# How to complete this task
Set down every entry exactly as it was written.

Data excerpts:
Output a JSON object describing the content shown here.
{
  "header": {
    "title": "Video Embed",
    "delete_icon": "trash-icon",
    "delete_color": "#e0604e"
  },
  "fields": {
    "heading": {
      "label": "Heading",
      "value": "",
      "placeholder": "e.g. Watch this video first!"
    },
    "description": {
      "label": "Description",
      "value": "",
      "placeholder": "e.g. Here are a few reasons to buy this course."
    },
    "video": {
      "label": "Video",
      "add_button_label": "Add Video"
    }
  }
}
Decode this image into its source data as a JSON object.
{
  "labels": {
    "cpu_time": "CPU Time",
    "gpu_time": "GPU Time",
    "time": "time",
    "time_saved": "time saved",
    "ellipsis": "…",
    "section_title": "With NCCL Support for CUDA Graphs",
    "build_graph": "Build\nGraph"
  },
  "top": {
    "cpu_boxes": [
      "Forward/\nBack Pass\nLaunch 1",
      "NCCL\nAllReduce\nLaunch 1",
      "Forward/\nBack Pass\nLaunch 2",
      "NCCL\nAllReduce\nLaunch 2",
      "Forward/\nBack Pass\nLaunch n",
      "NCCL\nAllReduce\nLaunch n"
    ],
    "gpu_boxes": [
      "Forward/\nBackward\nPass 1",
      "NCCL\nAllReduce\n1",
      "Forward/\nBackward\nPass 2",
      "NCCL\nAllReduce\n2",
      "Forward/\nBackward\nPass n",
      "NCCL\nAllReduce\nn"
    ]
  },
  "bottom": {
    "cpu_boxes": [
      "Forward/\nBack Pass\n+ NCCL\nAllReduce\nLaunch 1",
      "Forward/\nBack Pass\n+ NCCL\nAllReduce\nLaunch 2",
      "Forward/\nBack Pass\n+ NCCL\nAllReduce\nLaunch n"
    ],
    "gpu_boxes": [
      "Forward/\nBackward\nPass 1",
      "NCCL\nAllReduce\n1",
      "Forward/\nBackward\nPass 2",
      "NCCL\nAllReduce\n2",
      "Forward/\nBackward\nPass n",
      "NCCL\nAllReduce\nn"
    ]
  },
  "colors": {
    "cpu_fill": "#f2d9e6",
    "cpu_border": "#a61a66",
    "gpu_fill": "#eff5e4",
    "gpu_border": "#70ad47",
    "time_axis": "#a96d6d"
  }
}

# Answer below
Output a JSON object describing the content shown here.
{
  "header": {
    "title": "Video Embed",
    "delete_icon": "trash-icon",
    "delete_color": "#e0604e"
  },
  "fields": {
    "heading": {
      "label": "Heading",
      "value": "",
      "placeholder": "e.g. Watch this video first!"
    },
    "description": {
      "label": "Description",
      "value": "",
      "placeholder": "e.g. Here are a few reasons to buy this course."
    },
    "video": {
      "label": "Video",
      "add_button_label": "Add Video"
    }
  }
}
Decode this image into its source data as a JSON object.
{
  "labels": {
    "cpu_time": "CPU Time",
    "gpu_time": "GPU Time",
    "time": "time",
    "time_saved": "time saved",
    "ellipsis": "…",
    "section_title": "With NCCL Support for CUDA Graphs",
    "build_graph": "Build\nGraph"
  },
  "top": {
    "cpu_boxes": [
      "Forward/\nBack Pass\nLaunch 1",
      "NCCL\nAllReduce\nLaunch 1",
      "Forward/\nBack Pass\nLaunch 2",
      "NCCL\nAllReduce\nLaunch 2",
      "Forward/\nBack Pass\nLaunch n",
      "NCCL\nAllReduce\nLaunch n"
    ],
    "gpu_boxes": [
      "Forward/\nBackward\nPass 1",
      "NCCL\nAllReduce\n1",
      "Forward/\nBackward\nPass 2",
      "NCCL\nAllReduce\n2",
      "Forward/\nBackward\nPass n",
      "NCCL\nAllReduce\nn"
    ]
  },
  "bottom": {
    "cpu_boxes": [
      "Forward/\nBack Pass\n+ NCCL\nAllReduce\nLaunch 1",
      "Forward/\nBack Pass\n+ NCCL\nAllReduce\nLaunch 2",
      "Forward/\nBack Pass\n+ NCCL\nAllReduce\nLaunch n"
    ],
    "gpu_boxes": [
      "Forward/\nBackward\nPass 1",
      "NCCL\nAllReduce\n1",
      "Forward/\nBackward\nPass 2",
      "NCCL\nAllReduce\n2",
      "Forward/\nBackward\nPass n",
      "NCCL\nAllReduce\nn"
    ]
  },
  "colors": {
    "cpu_fill": "#f2d9e6",
    "cpu_border": "#a61a66",
    "gpu_fill": "#eff5e4",
    "gpu_border": "#70ad47",
    "time_axis": "#a96d6d"
  }
}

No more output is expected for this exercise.